[Andover school green]
The school's green dominates Route 28 for about a mile on the south end of "town" (the business district), and, from the edge, you can just make out the downtown skyline of Boston. The town of Andover (as opposed to the school Philips Andover, which also just calls itself "Andover" to separate itself from its sister elite school Phillips Exeter in New Hampshire) lies on the banks of the Merrimack River about twenty-three miles north of Boston. Andover was originally settled in 1636 under the Indian name of Cochicewick. The community incorporated in 1646, named after a town in England where many of the settlers had come from. Being on a river, Andover was home from the early days to powder, paper, and woolen mills. Although now primarily residential (most homes go for around $1 million), Andover has a number of companies in defense, computers, and medical products.

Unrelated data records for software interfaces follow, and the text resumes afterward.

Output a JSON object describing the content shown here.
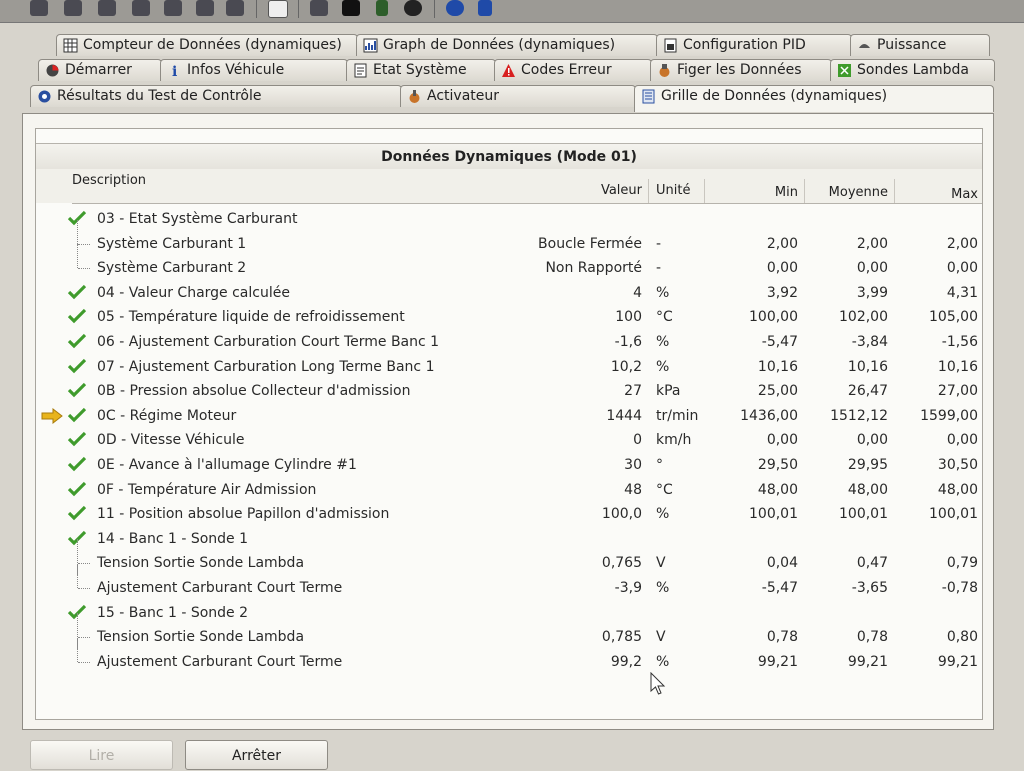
{
  "tabs_row1": [
    {
      "label": "Compteur de Données (dynamiques)",
      "icon": "grid-icon"
    },
    {
      "label": "Graph de Données (dynamiques)",
      "icon": "graph-icon"
    },
    {
      "label": "Configuration PID",
      "icon": "config-icon"
    },
    {
      "label": "Puissance",
      "icon": "power-icon"
    }
  ],
  "tabs_row2": [
    {
      "label": "Démarrer",
      "icon": "start-icon"
    },
    {
      "label": "Infos Véhicule",
      "icon": "info-icon"
    },
    {
      "label": "Etat Système",
      "icon": "system-icon"
    },
    {
      "label": "Codes Erreur",
      "icon": "warning-icon"
    },
    {
      "label": "Figer les Données",
      "icon": "freeze-icon"
    },
    {
      "label": "Sondes Lambda",
      "icon": "lambda-icon"
    }
  ],
  "tabs_row3": [
    {
      "label": "Résultats du Test de Contrôle",
      "icon": "test-icon"
    },
    {
      "label": "Activateur",
      "icon": "actuator-icon"
    },
    {
      "label": "Grille de Données (dynamiques)",
      "icon": "list-icon",
      "active": true
    }
  ],
  "panel": {
    "title": "Données Dynamiques (Mode 01)",
    "headers": {
      "description": "Description",
      "valeur": "Valeur",
      "unite": "Unité",
      "min": "Min",
      "moyenne": "Moyenne",
      "max": "Max"
    },
    "rows": [
      {
        "desc": "03 - Etat Système Carburant",
        "level": 0,
        "checked": true,
        "valeur": "",
        "unite": "",
        "min": "",
        "moy": "",
        "max": ""
      },
      {
        "desc": "Système Carburant 1",
        "level": 1,
        "checked": false,
        "valeur": "Boucle Fermée",
        "unite": "-",
        "min": "2,00",
        "moy": "2,00",
        "max": "2,00"
      },
      {
        "desc": "Système Carburant 2",
        "level": 1,
        "checked": false,
        "valeur": "Non Rapporté",
        "unite": "-",
        "min": "0,00",
        "moy": "0,00",
        "max": "0,00",
        "last": true
      },
      {
        "desc": "04 - Valeur Charge calculée",
        "level": 0,
        "checked": true,
        "valeur": "4",
        "unite": "%",
        "min": "3,92",
        "moy": "3,99",
        "max": "4,31"
      },
      {
        "desc": "05 - Température liquide de refroidissement",
        "level": 0,
        "checked": true,
        "valeur": "100",
        "unite": "°C",
        "min": "100,00",
        "moy": "102,00",
        "max": "105,00"
      },
      {
        "desc": "06 - Ajustement Carburation Court Terme Banc 1",
        "level": 0,
        "checked": true,
        "valeur": "-1,6",
        "unite": "%",
        "min": "-5,47",
        "moy": "-3,84",
        "max": "-1,56"
      },
      {
        "desc": "07 - Ajustement Carburation Long Terme Banc 1",
        "level": 0,
        "checked": true,
        "valeur": "10,2",
        "unite": "%",
        "min": "10,16",
        "moy": "10,16",
        "max": "10,16"
      },
      {
        "desc": "0B - Pression absolue Collecteur d'admission",
        "level": 0,
        "checked": true,
        "valeur": "27",
        "unite": "kPa",
        "min": "25,00",
        "moy": "26,47",
        "max": "27,00"
      },
      {
        "desc": "0C - Régime Moteur",
        "level": 0,
        "checked": true,
        "selected": true,
        "valeur": "1444",
        "unite": "tr/min",
        "min": "1436,00",
        "moy": "1512,12",
        "max": "1599,00"
      },
      {
        "desc": "0D - Vitesse Véhicule",
        "level": 0,
        "checked": true,
        "valeur": "0",
        "unite": "km/h",
        "min": "0,00",
        "moy": "0,00",
        "max": "0,00"
      },
      {
        "desc": "0E - Avance à l'allumage Cylindre #1",
        "level": 0,
        "checked": true,
        "valeur": "30",
        "unite": "°",
        "min": "29,50",
        "moy": "29,95",
        "max": "30,50"
      },
      {
        "desc": "0F - Température Air Admission",
        "level": 0,
        "checked": true,
        "valeur": "48",
        "unite": "°C",
        "min": "48,00",
        "moy": "48,00",
        "max": "48,00"
      },
      {
        "desc": "11 - Position absolue Papillon d'admission",
        "level": 0,
        "checked": true,
        "valeur": "100,0",
        "unite": "%",
        "min": "100,01",
        "moy": "100,01",
        "max": "100,01"
      },
      {
        "desc": "14 - Banc 1 - Sonde 1",
        "level": 0,
        "checked": true,
        "valeur": "",
        "unite": "",
        "min": "",
        "moy": "",
        "max": ""
      },
      {
        "desc": "Tension Sortie Sonde Lambda",
        "level": 1,
        "checked": false,
        "valeur": "0,765",
        "unite": "V",
        "min": "0,04",
        "moy": "0,47",
        "max": "0,79"
      },
      {
        "desc": "Ajustement Carburant Court Terme",
        "level": 1,
        "checked": false,
        "valeur": "-3,9",
        "unite": "%",
        "min": "-5,47",
        "moy": "-3,65",
        "max": "-0,78",
        "last": true
      },
      {
        "desc": "15 - Banc 1 - Sonde 2",
        "level": 0,
        "checked": true,
        "valeur": "",
        "unite": "",
        "min": "",
        "moy": "",
        "max": ""
      },
      {
        "desc": "Tension Sortie Sonde Lambda",
        "level": 1,
        "checked": false,
        "valeur": "0,785",
        "unite": "V",
        "min": "0,78",
        "moy": "0,78",
        "max": "0,80"
      },
      {
        "desc": "Ajustement Carburant Court Terme",
        "level": 1,
        "checked": false,
        "valeur": "99,2",
        "unite": "%",
        "min": "99,21",
        "moy": "99,21",
        "max": "99,21",
        "last": true
      }
    ]
  },
  "buttons": {
    "read_label": "Lire",
    "stop_label": "Arrêter"
  },
  "colors": {
    "check": "#3f9b2c",
    "arrow": "#e8b41c",
    "warning": "#d82020"
  }
}
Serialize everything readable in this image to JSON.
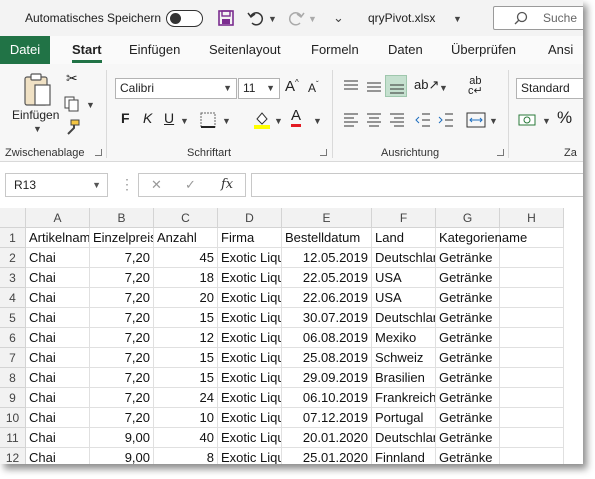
{
  "titlebar": {
    "autosave_label": "Automatisches Speichern",
    "filename": "qryPivot.xlsx",
    "search_placeholder": "Suche"
  },
  "tabs": [
    "Datei",
    "Start",
    "Einfügen",
    "Seitenlayout",
    "Formeln",
    "Daten",
    "Überprüfen",
    "Ansi"
  ],
  "ribbon": {
    "paste_label": "Einfügen",
    "font_name": "Calibri",
    "font_size": "11",
    "number_format": "Standard",
    "groups": {
      "clipboard": "Zwischenablage",
      "font": "Schriftart",
      "alignment": "Ausrichtung",
      "number_partial": "Za"
    },
    "font_buttons": {
      "bold": "F",
      "italic": "K",
      "underline": "U"
    },
    "colors": {
      "fill": "#ffff00",
      "font": "#e31b23",
      "accent": "#217346"
    }
  },
  "formula_bar": {
    "name_box": "R13",
    "cancel": "✕",
    "enter": "✓",
    "fx": "fx",
    "formula": ""
  },
  "sheet": {
    "columns": [
      "A",
      "B",
      "C",
      "D",
      "E",
      "F",
      "G",
      "H"
    ],
    "row_numbers": [
      "1",
      "2",
      "3",
      "4",
      "5",
      "6",
      "7",
      "8",
      "9",
      "10",
      "11",
      "12"
    ],
    "header_row": [
      "Artikelname",
      "Einzelpreis",
      "Anzahl",
      "Firma",
      "Bestelldatum",
      "Land",
      "Kategoriename",
      ""
    ],
    "rows": [
      [
        "Chai",
        "7,20",
        "45",
        "Exotic Liquids",
        "12.05.2019",
        "Deutschland",
        "Getränke"
      ],
      [
        "Chai",
        "7,20",
        "18",
        "Exotic Liquids",
        "22.05.2019",
        "USA",
        "Getränke"
      ],
      [
        "Chai",
        "7,20",
        "20",
        "Exotic Liquids",
        "22.06.2019",
        "USA",
        "Getränke"
      ],
      [
        "Chai",
        "7,20",
        "15",
        "Exotic Liquids",
        "30.07.2019",
        "Deutschland",
        "Getränke"
      ],
      [
        "Chai",
        "7,20",
        "12",
        "Exotic Liquids",
        "06.08.2019",
        "Mexiko",
        "Getränke"
      ],
      [
        "Chai",
        "7,20",
        "15",
        "Exotic Liquids",
        "25.08.2019",
        "Schweiz",
        "Getränke"
      ],
      [
        "Chai",
        "7,20",
        "15",
        "Exotic Liquids",
        "29.09.2019",
        "Brasilien",
        "Getränke"
      ],
      [
        "Chai",
        "7,20",
        "24",
        "Exotic Liquids",
        "06.10.2019",
        "Frankreich",
        "Getränke"
      ],
      [
        "Chai",
        "7,20",
        "10",
        "Exotic Liquids",
        "07.12.2019",
        "Portugal",
        "Getränke"
      ],
      [
        "Chai",
        "9,00",
        "40",
        "Exotic Liquids",
        "20.01.2020",
        "Deutschland",
        "Getränke"
      ],
      [
        "Chai",
        "9,00",
        "8",
        "Exotic Liquids",
        "25.01.2020",
        "Finnland",
        "Getränke"
      ]
    ]
  }
}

Andover is still governed by open Town Meeting, a scene depicted by Rockwell but never Hopper. The town's 20,000 registered voters meet at Andover High School to debate and vote on the town's financial and business decisions over the course of two or three nights. The local newspaper boasted that it's "the purest expression of democracy" but warned that the success of the system requires "the active participation of our residents." Tellingly, they added, "electronic forms of communication do not eliminate the need for face-to-face meetings."

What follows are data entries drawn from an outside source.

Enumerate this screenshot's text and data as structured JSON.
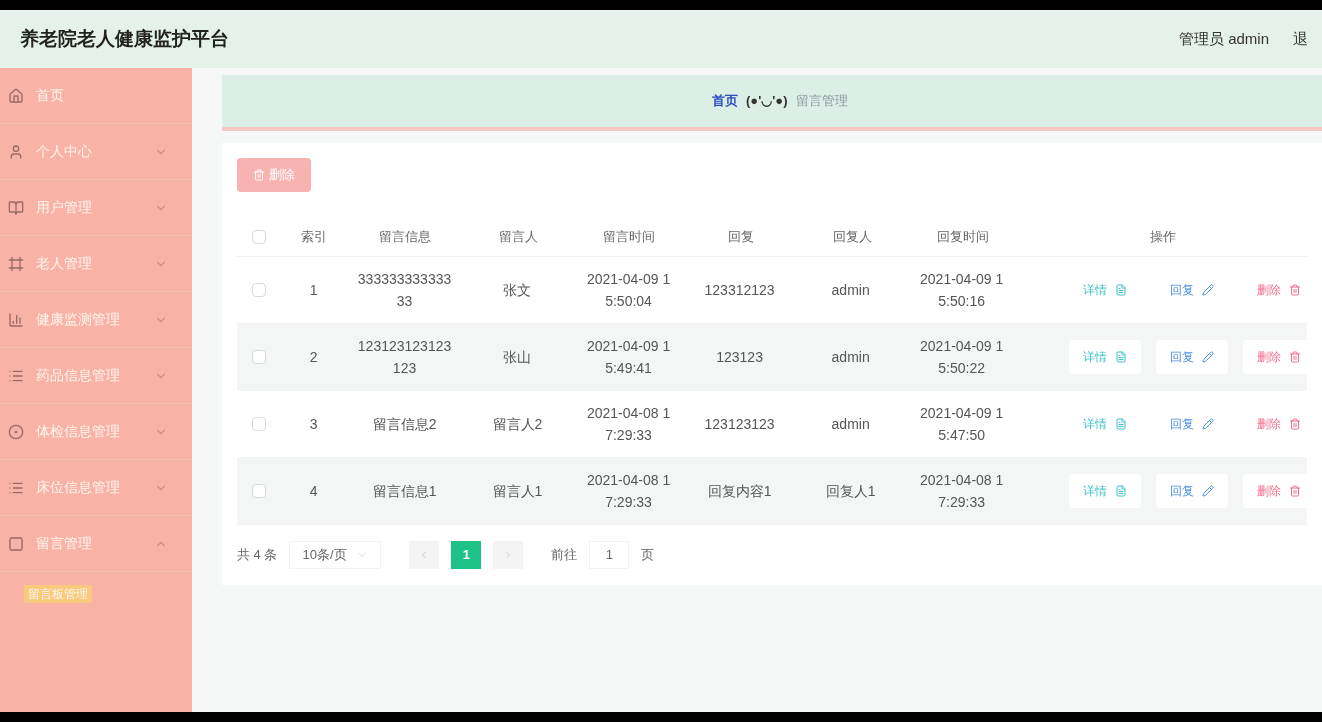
{
  "header": {
    "title": "养老院老人健康监护平台",
    "user": "管理员 admin",
    "logout": "退"
  },
  "sidebar": {
    "items": [
      {
        "label": "首页",
        "kind": "link"
      },
      {
        "label": "个人中心",
        "kind": "menu"
      },
      {
        "label": "用户管理",
        "kind": "menu"
      },
      {
        "label": "老人管理",
        "kind": "menu"
      },
      {
        "label": "健康监测管理",
        "kind": "menu"
      },
      {
        "label": "药品信息管理",
        "kind": "menu"
      },
      {
        "label": "体检信息管理",
        "kind": "menu"
      },
      {
        "label": "床位信息管理",
        "kind": "menu"
      },
      {
        "label": "留言管理",
        "kind": "menu",
        "children": [
          {
            "label": "留言板管理",
            "selected": true
          }
        ]
      }
    ]
  },
  "breadcrumb": [
    {
      "label": "首页",
      "kind": "link"
    },
    {
      "label": "(●'◡'●)",
      "kind": "face"
    },
    {
      "label": "留言管理",
      "kind": "current"
    }
  ],
  "toolbar": {
    "delete_button": "删除"
  },
  "table": {
    "select_all": {
      "checked": false
    },
    "columns": [
      "索引",
      "留言信息",
      "留言人",
      "留言时间",
      "回复",
      "回复人",
      "回复时间",
      "操作"
    ],
    "rows": [
      {
        "checked": false,
        "cells": [
          [
            "1"
          ],
          [
            "333333333333",
            "33"
          ],
          [
            "张文"
          ],
          [
            "2021-04-09 1",
            "5:50:04"
          ],
          [
            "123312123"
          ],
          [
            "admin"
          ],
          [
            "2021-04-09 1",
            "5:50:16"
          ]
        ],
        "actions": [
          "详情",
          "回复",
          "删除"
        ]
      },
      {
        "checked": false,
        "cells": [
          [
            "2"
          ],
          [
            "123123123123",
            "123"
          ],
          [
            "张山"
          ],
          [
            "2021-04-09 1",
            "5:49:41"
          ],
          [
            "123123"
          ],
          [
            "admin"
          ],
          [
            "2021-04-09 1",
            "5:50:22"
          ]
        ],
        "actions": [
          "详情",
          "回复",
          "删除"
        ]
      },
      {
        "checked": false,
        "cells": [
          [
            "3"
          ],
          [
            "留言信息2"
          ],
          [
            "留言人2"
          ],
          [
            "2021-04-08 1",
            "7:29:33"
          ],
          [
            "123123123"
          ],
          [
            "admin"
          ],
          [
            "2021-04-09 1",
            "5:47:50"
          ]
        ],
        "actions": [
          "详情",
          "回复",
          "删除"
        ]
      },
      {
        "checked": false,
        "cells": [
          [
            "4"
          ],
          [
            "留言信息1"
          ],
          [
            "留言人1"
          ],
          [
            "2021-04-08 1",
            "7:29:33"
          ],
          [
            "回复内容1"
          ],
          [
            "回复人1"
          ],
          [
            "2021-04-08 1",
            "7:29:33"
          ]
        ],
        "actions": [
          "详情",
          "回复",
          "删除"
        ]
      }
    ]
  },
  "pagination": {
    "total": "共 4 条",
    "page_size": "10条/页",
    "pages": [
      {
        "label": "1",
        "selected": true
      }
    ],
    "goto_label": "前往",
    "goto_value": "1",
    "goto_suffix": "页"
  }
}
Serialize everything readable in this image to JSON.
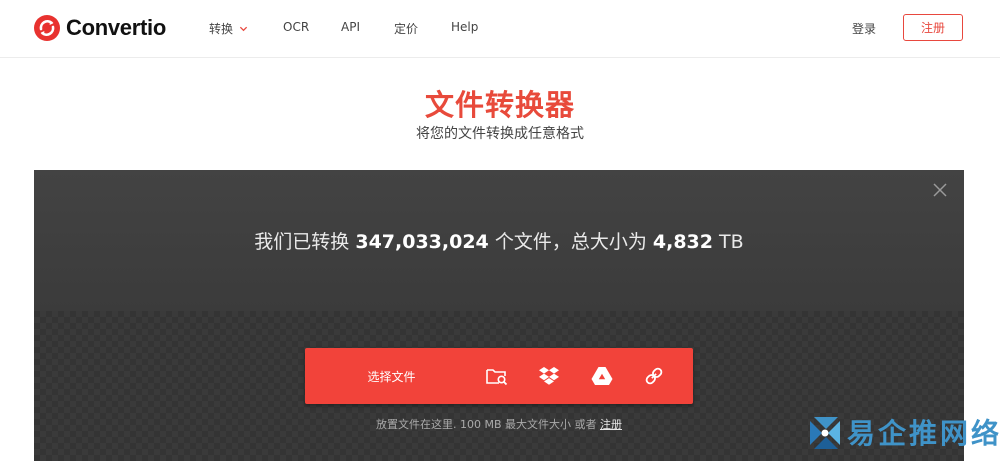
{
  "brand": {
    "name": "Convertio",
    "accent": "#e84a3b"
  },
  "nav": {
    "items": [
      {
        "label": "转换",
        "has_dropdown": true
      },
      {
        "label": "OCR"
      },
      {
        "label": "API"
      },
      {
        "label": "定价"
      },
      {
        "label": "Help"
      }
    ]
  },
  "auth": {
    "login_label": "登录",
    "register_label": "注册"
  },
  "hero": {
    "title": "文件转换器",
    "subtitle": "将您的文件转换成任意格式"
  },
  "stats": {
    "prefix": "我们已转换",
    "files_count": "347,033,024",
    "files_unit": "个文件，总大小为",
    "total_size": "4,832",
    "size_unit": "TB"
  },
  "upload": {
    "choose_label": "选择文件",
    "sources": [
      "folder-search-icon",
      "dropbox-icon",
      "google-drive-icon",
      "url-link-icon"
    ],
    "hint_prefix": "放置文件在这里. 100 MB 最大文件大小 或者",
    "hint_link": "注册"
  },
  "watermark": {
    "text": "易企推网络"
  }
}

[Andover school green]On my way out of the museum, I asked the woman at the sign-in desk whether people in Andover were isolated. "Not at all," she answered, a cheery smile crinkling the corners of her almond-shaped eyes. "I'm not isolated though I live alone. You're only as isolated as you want to be." Then with a wave, she was off to meet someone for lunch.